23 Mars 2013
March 22, 2013
The operator of the crippled Fukushima No. 1 Nuclear Power Plant suspects that the power outage that knocked out the plant's cooling systems for spent fuel pools was likely caused by a short circuit blamed on a small animal, revealing the utility's insufficient measures against those creatures.
A Tokyo Electric Power Co. (TEPCO) investigation found that a short circuit in a makeshift power switchboard -- which was installed two months after the March 2011 outbreak of the Fukushima nuclear disaster as part of a temporarily outdoor facility -- was likely caused by a small animal. The switchboard had no backup power sources.
It was the plant's first major blackout that affected multiple facilities for longer than 24 hours since the onset of the nuclear crisis, sending shivers throughout the country. The switchboard is connected to the cooling systems for the spent fuel pools of the No. 3 and No. 4 reactors as well as a shared pool, according to TEPCO. The malfunction of the switchboard is suspected to have further affected other equipment connected to it by cables.

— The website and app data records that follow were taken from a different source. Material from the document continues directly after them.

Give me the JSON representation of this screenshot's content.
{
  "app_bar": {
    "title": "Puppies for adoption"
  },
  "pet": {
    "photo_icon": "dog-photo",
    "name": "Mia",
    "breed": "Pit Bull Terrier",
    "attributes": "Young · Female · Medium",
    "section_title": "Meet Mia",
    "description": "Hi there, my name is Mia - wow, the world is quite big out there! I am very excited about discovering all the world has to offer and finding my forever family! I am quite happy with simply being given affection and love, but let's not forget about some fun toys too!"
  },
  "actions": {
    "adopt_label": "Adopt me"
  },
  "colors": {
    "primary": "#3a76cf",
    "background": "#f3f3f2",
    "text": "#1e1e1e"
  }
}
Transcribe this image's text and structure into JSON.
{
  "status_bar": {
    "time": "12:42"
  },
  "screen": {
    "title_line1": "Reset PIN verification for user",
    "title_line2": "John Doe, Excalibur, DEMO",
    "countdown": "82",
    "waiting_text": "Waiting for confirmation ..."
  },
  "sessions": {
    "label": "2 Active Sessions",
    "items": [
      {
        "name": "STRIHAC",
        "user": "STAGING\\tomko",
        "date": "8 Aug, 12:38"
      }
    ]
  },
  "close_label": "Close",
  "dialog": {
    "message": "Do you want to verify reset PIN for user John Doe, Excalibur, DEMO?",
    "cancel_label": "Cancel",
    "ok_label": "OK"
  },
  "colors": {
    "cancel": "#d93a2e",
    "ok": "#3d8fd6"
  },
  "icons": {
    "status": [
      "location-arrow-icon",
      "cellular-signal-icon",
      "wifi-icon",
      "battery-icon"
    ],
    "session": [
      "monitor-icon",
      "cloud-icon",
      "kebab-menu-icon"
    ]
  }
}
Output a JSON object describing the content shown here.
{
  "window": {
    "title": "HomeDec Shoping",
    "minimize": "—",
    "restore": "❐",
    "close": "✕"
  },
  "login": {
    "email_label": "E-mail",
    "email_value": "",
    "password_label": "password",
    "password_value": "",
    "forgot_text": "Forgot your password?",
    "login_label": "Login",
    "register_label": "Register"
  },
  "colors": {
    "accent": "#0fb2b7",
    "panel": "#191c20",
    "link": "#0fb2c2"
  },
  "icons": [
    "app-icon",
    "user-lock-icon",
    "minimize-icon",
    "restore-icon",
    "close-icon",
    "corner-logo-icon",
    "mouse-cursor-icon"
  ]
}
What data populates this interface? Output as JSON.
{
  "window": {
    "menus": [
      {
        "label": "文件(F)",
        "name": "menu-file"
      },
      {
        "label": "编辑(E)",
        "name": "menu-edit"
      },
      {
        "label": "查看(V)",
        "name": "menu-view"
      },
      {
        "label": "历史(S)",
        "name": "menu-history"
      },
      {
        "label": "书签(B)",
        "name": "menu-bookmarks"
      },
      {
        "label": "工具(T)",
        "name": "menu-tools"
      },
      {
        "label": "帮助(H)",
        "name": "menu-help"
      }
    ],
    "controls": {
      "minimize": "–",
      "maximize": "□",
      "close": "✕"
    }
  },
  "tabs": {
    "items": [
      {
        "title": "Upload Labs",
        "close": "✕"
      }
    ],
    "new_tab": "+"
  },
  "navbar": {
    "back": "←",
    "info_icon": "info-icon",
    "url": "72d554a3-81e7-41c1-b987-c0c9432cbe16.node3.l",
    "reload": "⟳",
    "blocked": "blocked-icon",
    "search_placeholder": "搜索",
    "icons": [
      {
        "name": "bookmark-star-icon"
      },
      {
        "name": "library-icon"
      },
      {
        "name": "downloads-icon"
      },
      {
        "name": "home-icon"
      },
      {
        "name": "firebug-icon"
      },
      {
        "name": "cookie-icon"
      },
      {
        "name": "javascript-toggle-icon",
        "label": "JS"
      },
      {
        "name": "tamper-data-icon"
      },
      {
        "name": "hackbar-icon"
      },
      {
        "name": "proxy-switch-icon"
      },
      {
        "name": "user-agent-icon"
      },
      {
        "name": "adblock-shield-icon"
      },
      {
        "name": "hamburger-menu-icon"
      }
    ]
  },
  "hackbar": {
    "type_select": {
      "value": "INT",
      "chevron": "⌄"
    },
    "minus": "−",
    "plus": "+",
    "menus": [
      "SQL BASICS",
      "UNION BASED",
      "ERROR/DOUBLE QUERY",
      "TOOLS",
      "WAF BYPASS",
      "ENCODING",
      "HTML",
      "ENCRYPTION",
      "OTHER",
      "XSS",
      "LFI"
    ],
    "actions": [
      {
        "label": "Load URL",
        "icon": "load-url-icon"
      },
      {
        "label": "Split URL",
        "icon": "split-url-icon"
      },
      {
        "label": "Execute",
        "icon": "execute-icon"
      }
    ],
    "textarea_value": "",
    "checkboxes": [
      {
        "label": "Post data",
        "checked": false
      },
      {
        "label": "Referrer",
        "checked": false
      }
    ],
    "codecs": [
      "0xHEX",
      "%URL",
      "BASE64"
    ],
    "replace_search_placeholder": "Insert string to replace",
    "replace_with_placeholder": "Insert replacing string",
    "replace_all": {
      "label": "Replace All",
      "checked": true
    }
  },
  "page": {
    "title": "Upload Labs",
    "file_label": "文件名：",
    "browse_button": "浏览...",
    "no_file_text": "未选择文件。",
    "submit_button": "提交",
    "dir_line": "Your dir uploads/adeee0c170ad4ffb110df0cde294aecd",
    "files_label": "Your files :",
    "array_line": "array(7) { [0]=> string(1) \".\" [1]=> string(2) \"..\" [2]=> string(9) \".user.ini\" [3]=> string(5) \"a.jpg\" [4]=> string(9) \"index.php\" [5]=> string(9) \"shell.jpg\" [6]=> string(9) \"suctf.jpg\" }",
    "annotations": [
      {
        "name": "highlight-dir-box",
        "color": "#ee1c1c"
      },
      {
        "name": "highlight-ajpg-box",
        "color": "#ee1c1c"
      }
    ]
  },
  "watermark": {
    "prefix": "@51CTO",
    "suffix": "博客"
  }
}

The destroyed switchboard was one of four brought in by trailer, and was the last one in operation as TEPCO worked to replace the temporary outdoor switchboards with those inside reactor buildings. The work was scheduled to be completed by the end of the current fiscal year, or later this month.
A shutdown of the cooling systems for spent fuel pools causes fuel temperatures to rise, evaporating coolant water and eventually exposing fuel to bring about meltdowns. While multiple power sources are secured for the cooling systems of nuclear reactors, there were no reserve power sources for the spent fuel pools.
"It takes time for temperatures to rise in spent fuel pools even if their cooling systems are down. There is no need to take the same emergency countermeasures as those for nuclear reactors," TEPCO spokesman Masayuki Ono said.
The blackout also revealed TEPCO's lack of measures against small animals, such as the use of rodent deterrents and other medical agents. Because the switchboard's container has a half-open door to lead in cables, "it leaves the system vulnerable" to place the switchboard outdoors compared to inside the highly-sealable plant buildings, said TEPCO officials.
March 21, 2013(Mainichi Japan)